Sticking with a close-up theme, have you got any idea what this very distinctive bit of bone is from?
As usual, you can leave your suggestions, comments and questions below. If you find this too easy feel free to spice up your answer with some cryptic clues. Have fun!
Last week I gave you this zoomed in picture of a specimen to have a go at identifying:
It was a bit tricky, so I also gave you this bonus clue to help:
I was impressed to see that, despite the limited information available from the images provided, many of you managed to work out that this shows the lightweight ‘honeycomb’ structure that supports the casque of a hornbill.
That was the first challenge but, as ever, I was keen to see if you could get the identification to species – far more of a challenge considering the lack of a side view of the skull and lack of a scale. To make up for that I’ve decided to provide the necessary image here:
I won’t say what species this is in this post, as I normally would, just to give some more of you a chance to make the identification yourself. However, what I will say is that the very first response by Wood contained a link to an image of the correct species and later to a blogpost featuring this very specimen. In that post there is a discussion about the appearance of the casque, with speculation about whether it had been damaged during preparation, resulting in its appearance. However, as Richard Lawrence pointed out, this appearance is actually normal for the skulls of several species of hornbill.
I will also say that the discussion between Daniel Calleri & Dan Jones and Richard Lawrence about whether it was a hornbill from a genus starting with A or B was interesting and I initially thought it was an A, but am now convinced that it’s a C.

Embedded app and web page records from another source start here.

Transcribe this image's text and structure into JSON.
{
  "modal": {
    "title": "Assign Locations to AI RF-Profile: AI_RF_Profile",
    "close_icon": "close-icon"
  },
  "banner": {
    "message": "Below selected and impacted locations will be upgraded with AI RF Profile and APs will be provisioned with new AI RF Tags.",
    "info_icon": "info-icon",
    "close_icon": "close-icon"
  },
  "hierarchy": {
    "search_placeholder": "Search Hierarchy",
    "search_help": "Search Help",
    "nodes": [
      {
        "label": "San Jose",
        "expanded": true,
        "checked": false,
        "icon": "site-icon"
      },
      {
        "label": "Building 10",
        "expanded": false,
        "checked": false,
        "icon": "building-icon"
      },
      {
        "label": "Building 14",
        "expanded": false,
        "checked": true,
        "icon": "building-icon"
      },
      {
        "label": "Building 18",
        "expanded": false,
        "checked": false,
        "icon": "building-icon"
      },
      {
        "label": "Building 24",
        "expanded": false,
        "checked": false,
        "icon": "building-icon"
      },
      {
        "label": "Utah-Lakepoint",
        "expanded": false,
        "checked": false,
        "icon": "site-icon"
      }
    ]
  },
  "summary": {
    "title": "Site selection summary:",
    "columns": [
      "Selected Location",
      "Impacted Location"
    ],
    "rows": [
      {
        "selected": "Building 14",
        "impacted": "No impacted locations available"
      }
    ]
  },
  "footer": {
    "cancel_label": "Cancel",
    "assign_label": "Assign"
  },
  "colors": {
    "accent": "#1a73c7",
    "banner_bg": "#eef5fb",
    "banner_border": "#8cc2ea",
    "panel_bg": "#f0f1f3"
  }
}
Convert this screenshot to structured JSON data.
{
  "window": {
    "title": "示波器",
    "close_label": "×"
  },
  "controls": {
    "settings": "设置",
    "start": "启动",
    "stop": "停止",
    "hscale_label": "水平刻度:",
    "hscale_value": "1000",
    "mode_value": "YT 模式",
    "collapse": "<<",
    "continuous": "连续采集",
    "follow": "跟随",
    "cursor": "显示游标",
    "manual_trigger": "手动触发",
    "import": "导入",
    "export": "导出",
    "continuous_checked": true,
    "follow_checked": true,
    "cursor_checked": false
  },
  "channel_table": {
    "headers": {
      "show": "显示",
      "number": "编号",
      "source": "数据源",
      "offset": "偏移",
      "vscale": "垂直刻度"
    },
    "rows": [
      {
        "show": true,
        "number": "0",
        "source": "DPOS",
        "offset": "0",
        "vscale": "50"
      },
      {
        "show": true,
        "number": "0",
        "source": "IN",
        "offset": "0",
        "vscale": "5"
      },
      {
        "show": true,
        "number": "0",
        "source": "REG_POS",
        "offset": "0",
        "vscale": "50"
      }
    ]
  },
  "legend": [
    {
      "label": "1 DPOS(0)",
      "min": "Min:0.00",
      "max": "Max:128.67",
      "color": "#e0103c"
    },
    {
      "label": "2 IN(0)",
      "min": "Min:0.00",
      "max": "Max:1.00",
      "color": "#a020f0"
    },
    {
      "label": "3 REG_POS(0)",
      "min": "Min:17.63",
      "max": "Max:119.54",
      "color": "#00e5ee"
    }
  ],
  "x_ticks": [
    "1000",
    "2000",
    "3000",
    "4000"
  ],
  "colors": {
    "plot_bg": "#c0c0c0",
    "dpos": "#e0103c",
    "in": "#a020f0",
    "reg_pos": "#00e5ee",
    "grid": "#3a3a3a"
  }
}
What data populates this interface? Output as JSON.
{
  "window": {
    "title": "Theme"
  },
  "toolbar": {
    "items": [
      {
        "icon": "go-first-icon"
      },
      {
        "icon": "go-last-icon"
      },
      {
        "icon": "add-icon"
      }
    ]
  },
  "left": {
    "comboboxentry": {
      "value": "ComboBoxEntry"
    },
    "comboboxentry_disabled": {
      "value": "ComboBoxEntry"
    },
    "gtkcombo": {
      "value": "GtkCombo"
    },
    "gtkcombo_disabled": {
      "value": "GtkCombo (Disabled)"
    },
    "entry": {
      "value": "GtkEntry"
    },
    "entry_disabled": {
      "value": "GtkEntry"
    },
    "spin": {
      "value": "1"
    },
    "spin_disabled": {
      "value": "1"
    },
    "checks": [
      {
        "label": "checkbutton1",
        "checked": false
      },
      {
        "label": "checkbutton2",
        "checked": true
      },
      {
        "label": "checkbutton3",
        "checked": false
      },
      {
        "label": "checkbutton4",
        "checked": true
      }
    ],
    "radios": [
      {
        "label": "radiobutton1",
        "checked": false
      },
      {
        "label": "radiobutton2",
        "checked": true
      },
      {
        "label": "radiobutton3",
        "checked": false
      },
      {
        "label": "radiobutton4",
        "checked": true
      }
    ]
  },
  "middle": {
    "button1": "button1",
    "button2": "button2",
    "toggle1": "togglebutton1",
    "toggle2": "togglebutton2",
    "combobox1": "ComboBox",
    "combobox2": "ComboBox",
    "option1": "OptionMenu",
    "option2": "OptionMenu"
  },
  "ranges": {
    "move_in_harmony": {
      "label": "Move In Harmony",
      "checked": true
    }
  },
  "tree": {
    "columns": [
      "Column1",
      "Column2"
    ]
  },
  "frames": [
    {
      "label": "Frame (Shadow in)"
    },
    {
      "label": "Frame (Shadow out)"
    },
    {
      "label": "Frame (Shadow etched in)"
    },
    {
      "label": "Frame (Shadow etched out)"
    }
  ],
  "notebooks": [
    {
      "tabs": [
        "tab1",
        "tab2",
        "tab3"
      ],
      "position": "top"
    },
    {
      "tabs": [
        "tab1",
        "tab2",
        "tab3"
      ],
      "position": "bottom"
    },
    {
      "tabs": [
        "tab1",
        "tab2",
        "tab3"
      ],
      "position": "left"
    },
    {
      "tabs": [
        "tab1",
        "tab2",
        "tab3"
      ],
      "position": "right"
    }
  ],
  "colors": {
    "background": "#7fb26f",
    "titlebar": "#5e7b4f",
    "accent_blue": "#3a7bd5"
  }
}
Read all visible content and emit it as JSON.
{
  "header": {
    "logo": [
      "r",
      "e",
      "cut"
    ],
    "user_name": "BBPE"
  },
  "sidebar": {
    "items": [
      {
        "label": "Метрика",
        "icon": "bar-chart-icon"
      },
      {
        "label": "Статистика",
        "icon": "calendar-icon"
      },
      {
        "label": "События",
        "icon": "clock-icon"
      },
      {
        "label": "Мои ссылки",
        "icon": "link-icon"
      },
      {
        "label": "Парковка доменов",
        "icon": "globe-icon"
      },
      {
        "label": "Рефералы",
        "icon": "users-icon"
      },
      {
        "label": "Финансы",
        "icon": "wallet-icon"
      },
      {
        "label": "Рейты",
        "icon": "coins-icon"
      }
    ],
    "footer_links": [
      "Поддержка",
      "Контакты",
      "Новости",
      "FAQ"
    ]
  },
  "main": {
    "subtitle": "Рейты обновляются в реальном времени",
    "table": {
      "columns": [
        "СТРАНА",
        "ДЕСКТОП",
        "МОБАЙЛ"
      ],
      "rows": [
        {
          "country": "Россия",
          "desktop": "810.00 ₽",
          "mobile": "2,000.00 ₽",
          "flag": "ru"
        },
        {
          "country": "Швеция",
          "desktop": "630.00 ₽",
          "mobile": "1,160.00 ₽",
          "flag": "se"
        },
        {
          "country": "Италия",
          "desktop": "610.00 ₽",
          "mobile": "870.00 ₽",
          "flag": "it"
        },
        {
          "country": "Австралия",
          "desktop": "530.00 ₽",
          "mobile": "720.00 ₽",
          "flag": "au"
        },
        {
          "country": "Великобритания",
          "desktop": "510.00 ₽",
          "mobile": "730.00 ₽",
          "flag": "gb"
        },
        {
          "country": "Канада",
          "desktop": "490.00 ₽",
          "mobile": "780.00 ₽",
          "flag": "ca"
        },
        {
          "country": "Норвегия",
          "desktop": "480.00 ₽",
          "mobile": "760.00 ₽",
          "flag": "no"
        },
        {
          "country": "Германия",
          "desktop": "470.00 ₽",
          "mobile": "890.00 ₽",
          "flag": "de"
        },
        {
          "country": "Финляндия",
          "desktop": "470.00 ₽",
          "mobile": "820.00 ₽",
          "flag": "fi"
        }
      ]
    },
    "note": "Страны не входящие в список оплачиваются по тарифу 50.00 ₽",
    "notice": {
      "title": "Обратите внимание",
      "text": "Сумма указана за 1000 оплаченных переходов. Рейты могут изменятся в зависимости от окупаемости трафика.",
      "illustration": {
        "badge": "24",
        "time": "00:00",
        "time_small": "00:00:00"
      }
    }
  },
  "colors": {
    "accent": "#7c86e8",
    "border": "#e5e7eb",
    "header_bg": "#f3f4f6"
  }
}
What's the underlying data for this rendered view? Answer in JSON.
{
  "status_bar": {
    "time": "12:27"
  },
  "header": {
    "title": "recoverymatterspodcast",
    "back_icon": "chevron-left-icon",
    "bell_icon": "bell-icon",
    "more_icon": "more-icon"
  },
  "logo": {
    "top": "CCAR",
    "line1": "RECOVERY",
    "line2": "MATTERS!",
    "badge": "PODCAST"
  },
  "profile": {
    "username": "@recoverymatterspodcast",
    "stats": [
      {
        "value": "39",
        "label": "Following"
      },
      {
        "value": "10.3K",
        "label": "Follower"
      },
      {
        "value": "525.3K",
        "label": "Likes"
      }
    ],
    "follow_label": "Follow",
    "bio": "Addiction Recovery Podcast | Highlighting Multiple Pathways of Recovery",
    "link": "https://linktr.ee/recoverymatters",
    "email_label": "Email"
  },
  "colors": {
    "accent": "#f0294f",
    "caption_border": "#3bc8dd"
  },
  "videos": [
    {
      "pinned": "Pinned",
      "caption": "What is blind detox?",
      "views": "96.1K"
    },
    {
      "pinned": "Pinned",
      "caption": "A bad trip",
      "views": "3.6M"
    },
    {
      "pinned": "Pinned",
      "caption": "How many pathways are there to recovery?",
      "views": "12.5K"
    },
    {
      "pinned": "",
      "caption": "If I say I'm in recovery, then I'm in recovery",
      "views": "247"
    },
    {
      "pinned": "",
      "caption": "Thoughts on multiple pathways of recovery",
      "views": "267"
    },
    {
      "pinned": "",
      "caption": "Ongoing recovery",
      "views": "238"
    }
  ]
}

If you’re desperate to know which species it’s from, here’s a link to the skullsite.com page about it.
This week I have a mystery object for you that’s a bit different from the usual. Any idea what this zoomed in picture is showing?
It’s probably a bit of a tricky one, so if you want an extra image that makes it much easier you can click on this link for a bonus clue.
Please leave your suggestions in the comments below – I’d love to find out your thoughts and let me know if you needed the clue. Have fun!
Last week I gave you this mystery object supplied by Dr David Hone:
This is the premaxilla of a fish, but that doesn’t narrow things down much, since there are 28,000 species of bony fish, leaving a huge range of possibilities.
There were several suggestions of Wolf Fish, which is what I originally thought it was myself, but that’s not what it is. Then the suggestions of various Wrasse species started cropping up – which is a lot more likely.
My first look at Wrasse teeth came when I tried to identify the fish used in the Horniman’s Merman:
There are a lot of Wrasse, over 600 species in fact, so it can be hard to narrow down the species, especially when few comparative specimens are available.
One very helpful osteology resource for identifying fish from their bony bits is Osteobase which lets you pick a bone and start making comparisons. It’s worth keeping in mind that you need to really explore the taxonomic tree on the left of the page to get a real appreciation of how useful it is – so for example, after selecting the premaxilla, if you look at the Perciformes (the Order containing the Wrasse) you see a huge range of premaxilla specimens that help narrow down the bone you’re trying to identify.
This clearly shows that the Labridae is definitely the right family for the mystery object and the Mexican Hogfish Bodianus diplotaenia (Gill, 1862) is a very close match.
So congratulations to Richard Lawrence who I think has it right, especially since the specimen was found within the range of this species. I hope you all enjoyed the challenge!